The Leave It To Beaver family model is, for better or worse, a thing of the past. Over the past sixty years, as cultural norms have become more liberalized, family structures have changed as well, giving rise to a plethora of new household types. Even over the past decade or so, these changes have been quite remarkable, as borne out by the results of the 2010 census. Between 2000 and 2010, for example, there was a 28% increase in American households headed by interracial couples; a 30% increase in multi-generational households (that is, those with three or more generations of a family living together under the same roof); a 39% increase in households headed by unmarried opposite sex couples (57.5% of which reported incomes of $50,000 or higher); and a stunning 80% increase in households headed by same sex couples (55.7% of which reported incomes of $75,000 or higher).
As marketers, it is incumbent upon us to realize that we are no longer attempting to sell goods to the stay-at-home wife with her 3.7 children (who, if June Cleaver is any indication, thought it was practical to cook in heels!), but instead must reach out to such “non-traditional” consumers as the stay-at-home dad (or dads), the semi-retired grandparent, and the single, unwed working mom. Successful companies will adapt their messaging to appeal to these and other emerging demographic categories, thereby capturing the brand loyalty of the next generation of consumer.
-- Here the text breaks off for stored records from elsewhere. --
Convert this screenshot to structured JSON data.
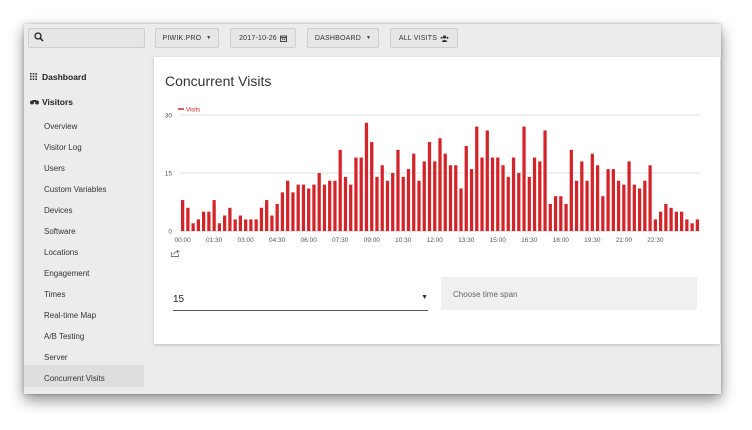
{
  "toolbar": {
    "site_label": "PIWIK.PRO",
    "date_label": "2017-10-26",
    "dashboard_label": "DASHBOARD",
    "segment_label": "ALL VISITS"
  },
  "sidebar": {
    "dashboard_label": "Dashboard",
    "visitors_label": "Visitors",
    "items": [
      {
        "label": "Overview"
      },
      {
        "label": "Visitor Log"
      },
      {
        "label": "Users"
      },
      {
        "label": "Custom Variables"
      },
      {
        "label": "Devices"
      },
      {
        "label": "Software"
      },
      {
        "label": "Locations"
      },
      {
        "label": "Engagement"
      },
      {
        "label": "Times"
      },
      {
        "label": "Real-time Map"
      },
      {
        "label": "A/B Testing"
      },
      {
        "label": "Server"
      },
      {
        "label": "Concurrent Visits"
      }
    ],
    "active_item": "Concurrent Visits"
  },
  "panel": {
    "title": "Concurrent Visits",
    "select_value": "15",
    "timespan_placeholder": "Choose time span"
  },
  "colors": {
    "bar": "#d3242a",
    "background": "#ececec"
  },
  "chart_data": {
    "type": "bar",
    "legend": "Visits",
    "legend_position": "top-left",
    "ylim": [
      0,
      30
    ],
    "y_ticks": [
      "0",
      "15",
      "30"
    ],
    "x_tick_labels": [
      "00:00",
      "01:30",
      "03:00",
      "04:30",
      "06:00",
      "07:30",
      "09:00",
      "10:30",
      "12:00",
      "13:30",
      "15:00",
      "16:30",
      "18:00",
      "19:30",
      "21:00",
      "22:30"
    ],
    "x_tick_every": 6,
    "x_start": "00:00",
    "interval_minutes": 15,
    "series": [
      {
        "name": "Visits",
        "values": [
          8,
          6,
          2,
          3,
          5,
          5,
          8,
          2,
          4,
          6,
          3,
          4,
          3,
          3,
          3,
          6,
          8,
          4,
          7,
          10,
          13,
          10,
          12,
          12,
          11,
          12,
          15,
          12,
          13,
          13,
          21,
          14,
          12,
          19,
          19,
          28,
          23,
          14,
          17,
          13,
          15,
          21,
          14,
          16,
          20,
          13,
          18,
          23,
          18,
          24,
          20,
          17,
          17,
          11,
          22,
          16,
          27,
          19,
          26,
          19,
          19,
          17,
          14,
          19,
          15,
          27,
          14,
          19,
          18,
          26,
          7,
          9,
          9,
          7,
          21,
          13,
          18,
          13,
          20,
          17,
          9,
          16,
          16,
          13,
          12,
          18,
          12,
          11,
          13,
          17,
          3,
          5,
          7,
          6,
          5,
          5,
          3,
          2,
          3
        ]
      }
    ]
  }
}
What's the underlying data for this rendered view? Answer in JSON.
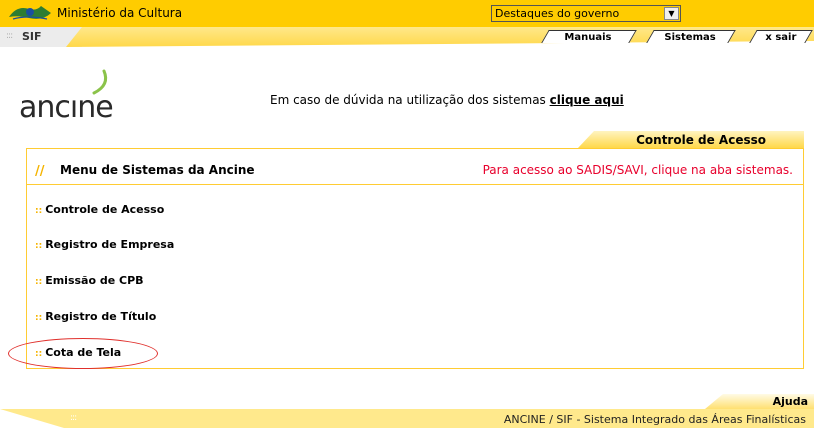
{
  "gov_bar": {
    "title": "Ministério da Cultura",
    "select_value": "Destaques do governo",
    "dropdown_glyph": "▼",
    "logo_icon": "brazil-gov-icon"
  },
  "sif_bar": {
    "dots": ":::",
    "label": "SIF",
    "tabs": [
      "Manuais",
      "Sistemas",
      "x sair"
    ]
  },
  "brand": {
    "logo_text": "ancıne"
  },
  "help": {
    "text": "Em caso de dúvida na utilização dos sistemas ",
    "link": "clique aqui"
  },
  "access_tab": {
    "label": "Controle de Acesso"
  },
  "panel": {
    "slashes": "//",
    "title": "Menu de Sistemas da Ancine",
    "note": "Para acesso ao SADIS/SAVI, clique na aba sistemas.",
    "bullet": "::",
    "items": [
      "Controle de Acesso",
      "Registro de Empresa",
      "Emissão de CPB",
      "Registro de Título",
      "Cota de Tela"
    ]
  },
  "footer": {
    "help_tab": "Ajuda",
    "dots": ":::",
    "text": "ANCINE / SIF - Sistema Integrado das Áreas Finalísticas"
  },
  "colors": {
    "gold": "#ffcc00",
    "note_red": "#e8002c",
    "circle_red": "#e0302c"
  }
}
Stated differently, the new normal in America is the Modern Family– a fact that we, as marketers, simply can not choose to ignore.
Macy’s is an excellent example of an organization expanding its marketing message to reach and resonate with the ever-evolving modern family unit. For example, for Father’s Day, Macy’s has executed an advertisement campaign on Chicago’s subway system featuring father-son models of diverse racial backgrounds, reflecting the increase in multiracial families in America. The company has also stated a “Pride & Joy Nationwide” initiative and, in recognition of LGBT Pride Month, participates in parades and festivals throughout the country. By undertaking these initiatives, Macy’s has broadened its marketing strategy to directly appeal to two growing segments of the modern American family, wanting customers not only see themselves represented in the company’s promotional materials, but also to feel supported by the company’s culture as a whole.
J.C. Penney is also doing a noteworthy job of adapting its marketing campaigns to account for the new normal in American family life. In May, in recognition of Mother’s Day, J.C. Penney featured a real-life lesbian couple and their children in its catalogue. When this resulted in complaints from traditionalists still wed to the outdated Leave It To Beaver norm, the company issued the following non-apologetic statement: “As J.C. Penney focuses on becoming America’s favorite store, we want to be a store for all Americans. In celebration of Mother’s Day, we’re proud that our May book honors women from diverse backgrounds who all share the heartwarming experience of motherhood.” The company subsequently featuring another same-sex couple and their children in its June catalogue, in recognition of Father’s Day. J.C. Penney understands that households headed by same-sex couples are the wave of the future, and that, notwithstanding the retrograde opposition of some traditionalists, it must appeal to this new customer base if the company is to continue to thrive.
In short, the American family has changed, and companies must recognize this fact when designing and implementing their advertising campaigns, because engaging the diversity of modern-day America will be key to successfully capturing the brand loyalty of emerging demographic segments of the population. Just as we now no longer think it is normal to cook in heels, we must also recognize that it is no longer appropriate to market our products exclusively to the stay-at-home homemaker.
Do you feel your modern family isn’t being portrayed in the advertising world? What ways do you think brands could better reach the diverse, progressive consumer of today?